(Data items)
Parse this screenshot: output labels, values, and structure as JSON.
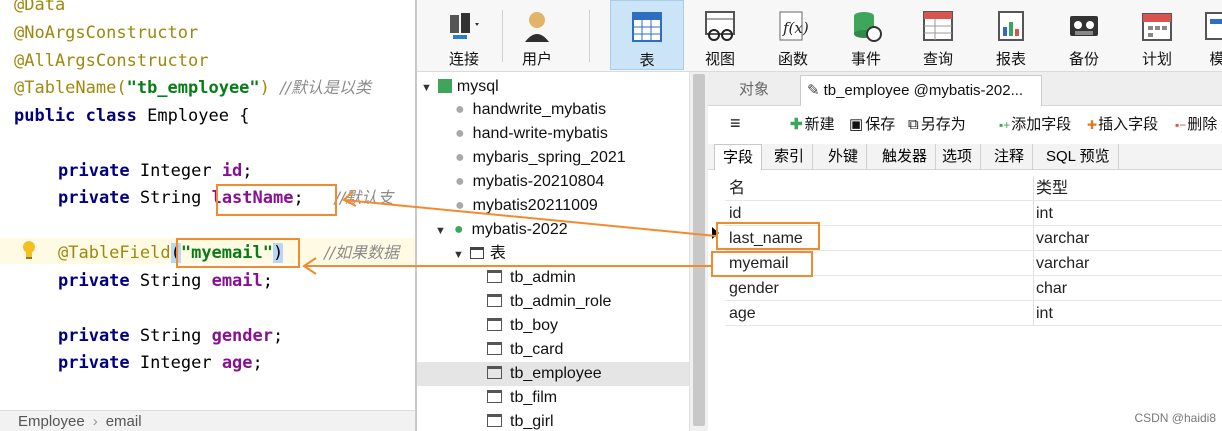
{
  "editor": {
    "lines": {
      "l0": "@Data",
      "l1": "@NoArgsConstructor",
      "l2": "@AllArgsConstructor",
      "l3_ann": "@TableName(",
      "l3_str": "\"tb_employee\"",
      "l3_close": ")",
      "l3_cmt": "//默认是以类",
      "l4_kw1": "public",
      "l4_kw2": "class",
      "l4_rest": "Employee {",
      "l5_kw": "private",
      "l5_type": "Integer",
      "l5_name": "id",
      "l5_end": ";",
      "l6_kw": "private",
      "l6_type": "String",
      "l6_name": "lastName",
      "l6_end": ";",
      "l6_cmt": "//默认支",
      "l7_ann": "@TableField",
      "l7_open": "(",
      "l7_str": "\"myemail\"",
      "l7_close": ")",
      "l7_cmt": "//如果数据",
      "l8_kw": "private",
      "l8_type": "String",
      "l8_name": "email",
      "l8_end": ";",
      "l9_kw": "private",
      "l9_type": "String",
      "l9_name": "gender",
      "l9_end": ";",
      "l10_kw": "private",
      "l10_type": "Integer",
      "l10_name": "age",
      "l10_end": ";"
    },
    "breadcrumb": [
      "Employee",
      "email"
    ],
    "breadcrumb_sep": "›"
  },
  "toolbar": {
    "items": [
      {
        "label": "连接",
        "icon": "connection-icon"
      },
      {
        "label": "用户",
        "icon": "user-icon"
      },
      {
        "label": "表",
        "icon": "table-icon",
        "active": true
      },
      {
        "label": "视图",
        "icon": "view-icon"
      },
      {
        "label": "函数",
        "icon": "function-icon"
      },
      {
        "label": "事件",
        "icon": "event-icon"
      },
      {
        "label": "查询",
        "icon": "query-icon"
      },
      {
        "label": "报表",
        "icon": "report-icon"
      },
      {
        "label": "备份",
        "icon": "backup-icon"
      },
      {
        "label": "计划",
        "icon": "schedule-icon"
      },
      {
        "label": "模",
        "icon": "model-icon"
      }
    ]
  },
  "tree": {
    "connection": "mysql",
    "databases": [
      "handwrite_mybatis",
      "hand-write-mybatis",
      "mybaris_spring_2021",
      "mybatis-20210804",
      "mybatis20211009"
    ],
    "open_db": "mybatis-2022",
    "tables_node": "表",
    "tables": [
      "tb_admin",
      "tb_admin_role",
      "tb_boy",
      "tb_card",
      "tb_employee",
      "tb_film",
      "tb_girl"
    ],
    "selected_table": "tb_employee"
  },
  "objpane": {
    "tab_objects": "对象",
    "tab_current": "tb_employee @mybatis-202...",
    "actions": {
      "new": "新建",
      "save": "保存",
      "save_as": "另存为",
      "add_field": "添加字段",
      "insert_field": "插入字段",
      "delete_field": "删除"
    },
    "subtabs": [
      "字段",
      "索引",
      "外键",
      "触发器",
      "选项",
      "注释",
      "SQL 预览"
    ],
    "grid": {
      "headers": [
        "名",
        "类型"
      ],
      "rows": [
        [
          "id",
          "int"
        ],
        [
          "last_name",
          "varchar"
        ],
        [
          "myemail",
          "varchar"
        ],
        [
          "gender",
          "char"
        ],
        [
          "age",
          "int"
        ]
      ]
    },
    "watermark": "CSDN @haidi8"
  },
  "colors": {
    "annotation_box": "#f08c2f",
    "toolbar_active": "#cce4f7"
  }
}
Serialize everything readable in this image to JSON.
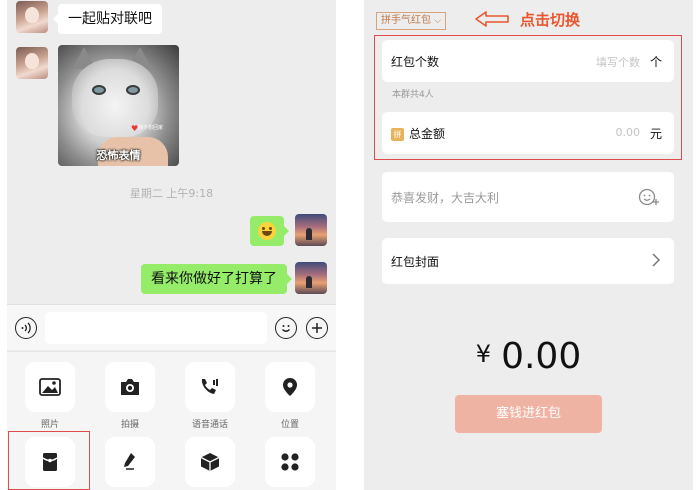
{
  "chat": {
    "msg_couplet": "一起贴对联吧",
    "cat_caption": "恐怖表情",
    "cat_small_text": "我不想回家",
    "timestamp": "星期二 上午9:18",
    "msg_emoji": "😄",
    "msg_reply": "看来你做好了打算了"
  },
  "toolbar": {
    "items": [
      {
        "label": "照片",
        "icon": "image-icon"
      },
      {
        "label": "拍摄",
        "icon": "camera-icon"
      },
      {
        "label": "语音通话",
        "icon": "phone-icon"
      },
      {
        "label": "位置",
        "icon": "location-icon"
      },
      {
        "label": "",
        "icon": "red-packet-icon"
      },
      {
        "label": "",
        "icon": "microphone-icon"
      },
      {
        "label": "",
        "icon": "box-icon"
      },
      {
        "label": "",
        "icon": "grid-icon"
      }
    ]
  },
  "redpacket": {
    "type_label": "拼手气红包",
    "hint": "点击切换",
    "count_label": "红包个数",
    "count_placeholder": "填写个数",
    "count_unit": "个",
    "group_note": "本群共4人",
    "pin_badge": "拼",
    "total_label": "总金额",
    "total_value": "0.00",
    "total_unit": "元",
    "greeting_placeholder": "恭喜发财，大吉大利",
    "cover_label": "红包封面",
    "currency": "¥",
    "amount": "0.00",
    "send_label": "塞钱进红包"
  },
  "colors": {
    "chat_bg": "#ededed",
    "bubble_green": "#95ec69",
    "highlight_red": "#e04b4b",
    "hint_orange": "#e8572e",
    "send_button": "#efb3a4"
  }
}
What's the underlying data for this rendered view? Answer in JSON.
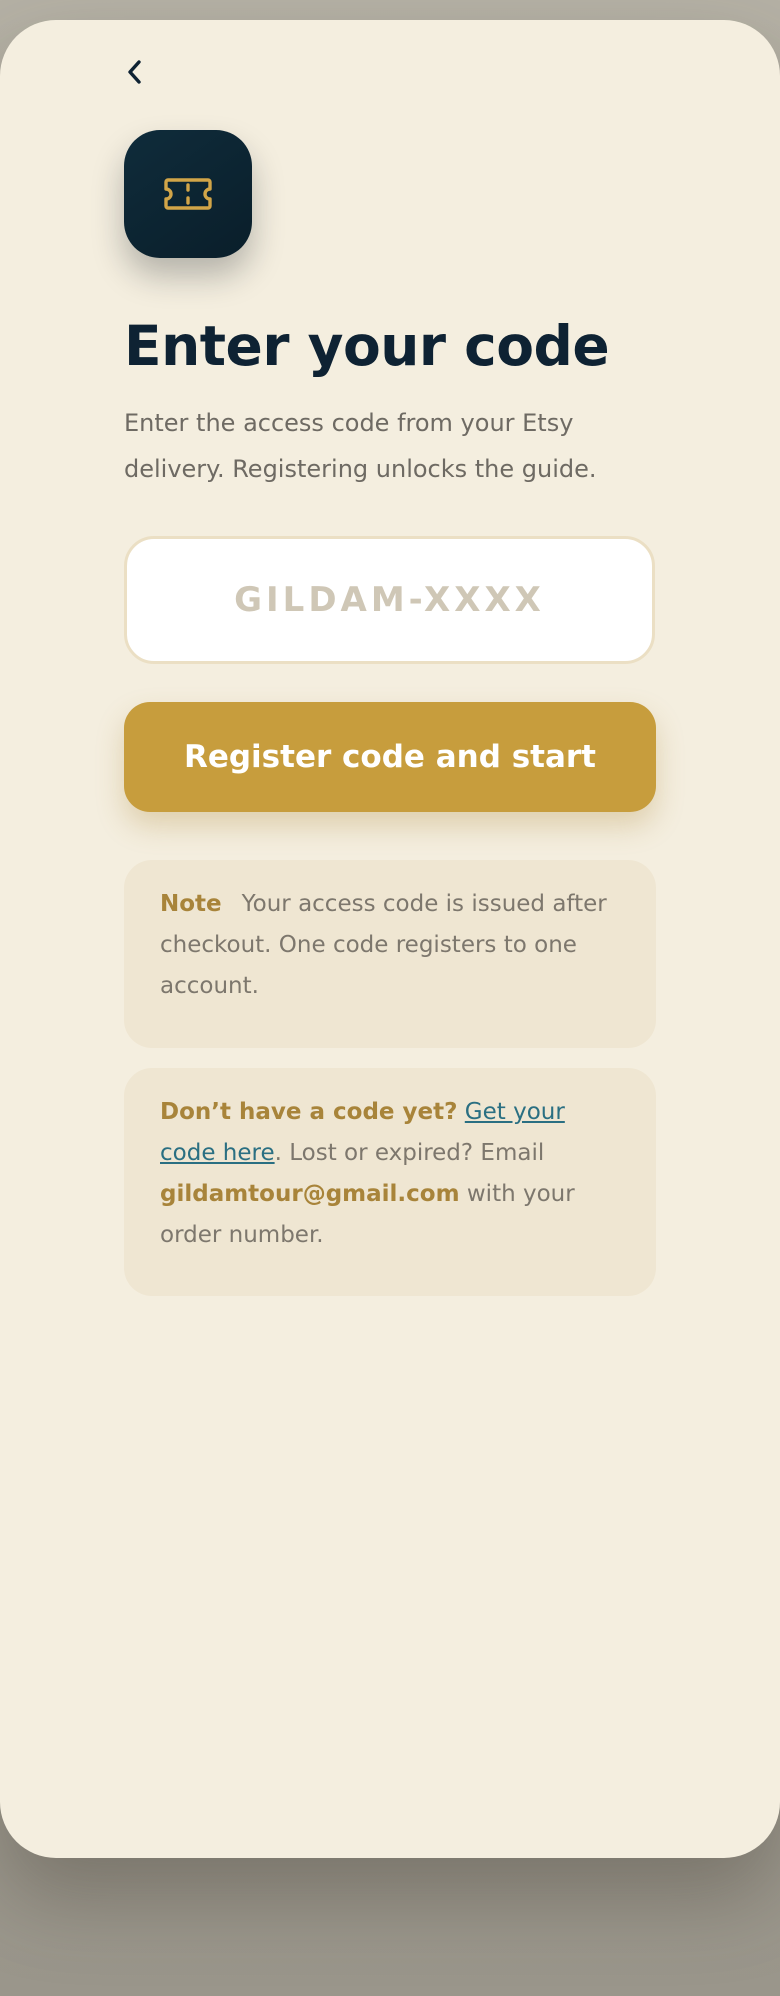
{
  "header": {
    "back_icon": "chevron-left-icon",
    "app_icon": "ticket-icon"
  },
  "colors": {
    "accent": "#c79d3d",
    "heading": "#0e2233",
    "background": "#f4eedf",
    "icon_tile": "#0f2c3b",
    "link": "#2a6f82"
  },
  "main": {
    "title": "Enter your code",
    "subtitle": "Enter the access code from your Etsy delivery. Registering unlocks the guide.",
    "code_input": {
      "placeholder": "GILDAM-XXXX",
      "value": ""
    },
    "register_button_label": "Register code and start"
  },
  "note": {
    "label": "Note",
    "text": "Your access code is issued after checkout. One code registers to one account."
  },
  "help": {
    "question": "Don’t have a code yet?",
    "link_text": "Get your code here",
    "after_link": ". Lost or expired? Email ",
    "email": "gildamtour@gmail.com",
    "tail": " with your order number."
  }
}
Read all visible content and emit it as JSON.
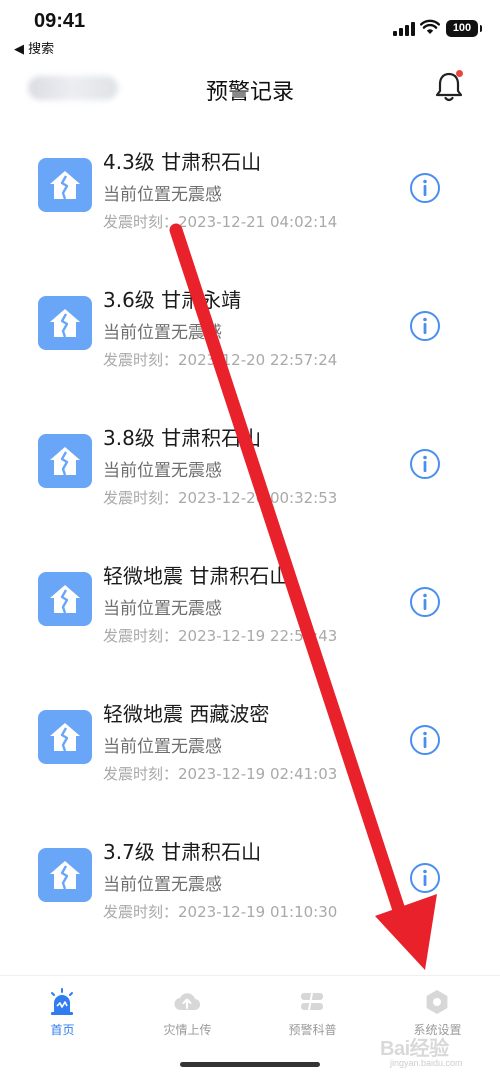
{
  "status_bar": {
    "time": "09:41",
    "back_label": "◀ 搜索",
    "battery": "100"
  },
  "header": {
    "title": "预警记录"
  },
  "records": [
    {
      "title": "4.3级 甘肃积石山",
      "status": "当前位置无震感",
      "time_label": "发震时刻：",
      "time_value": "2023-12-21 04:02:14"
    },
    {
      "title": "3.6级 甘肃永靖",
      "status": "当前位置无震感",
      "time_label": "发震时刻：",
      "time_value": "2023-12-20 22:57:24"
    },
    {
      "title": "3.8级 甘肃积石山",
      "status": "当前位置无震感",
      "time_label": "发震时刻：",
      "time_value": "2023-12-20 00:32:53"
    },
    {
      "title": "轻微地震 甘肃积石山",
      "status": "当前位置无震感",
      "time_label": "发震时刻：",
      "time_value": "2023-12-19 22:55:43"
    },
    {
      "title": "轻微地震 西藏波密",
      "status": "当前位置无震感",
      "time_label": "发震时刻：",
      "time_value": "2023-12-19 02:41:03"
    },
    {
      "title": "3.7级 甘肃积石山",
      "status": "当前位置无震感",
      "time_label": "发震时刻：",
      "time_value": "2023-12-19 01:10:30"
    }
  ],
  "tabs": [
    {
      "label": "首页",
      "icon": "alarm-icon",
      "active": true
    },
    {
      "label": "灾情上传",
      "icon": "cloud-upload-icon",
      "active": false
    },
    {
      "label": "预警科普",
      "icon": "book-icon",
      "active": false
    },
    {
      "label": "系统设置",
      "icon": "settings-icon",
      "active": false
    }
  ],
  "colors": {
    "accent": "#2f7df1",
    "record_icon_bg": "#6aa6f8",
    "info_icon": "#4a8ff0",
    "annotation_arrow": "#e8212b",
    "notification_dot": "#e8463f"
  },
  "watermark": {
    "brand": "Bai经验",
    "url": "jingyan.baidu.com"
  }
}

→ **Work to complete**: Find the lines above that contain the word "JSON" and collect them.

→ **Finished task**:
Parse this screenshot: output labels, values, and structure as JSON.
Serialize everything readable in this image to JSON.
What's the underlying data for this rendered view? Answer in JSON.
Read all visible content and emit it as JSON.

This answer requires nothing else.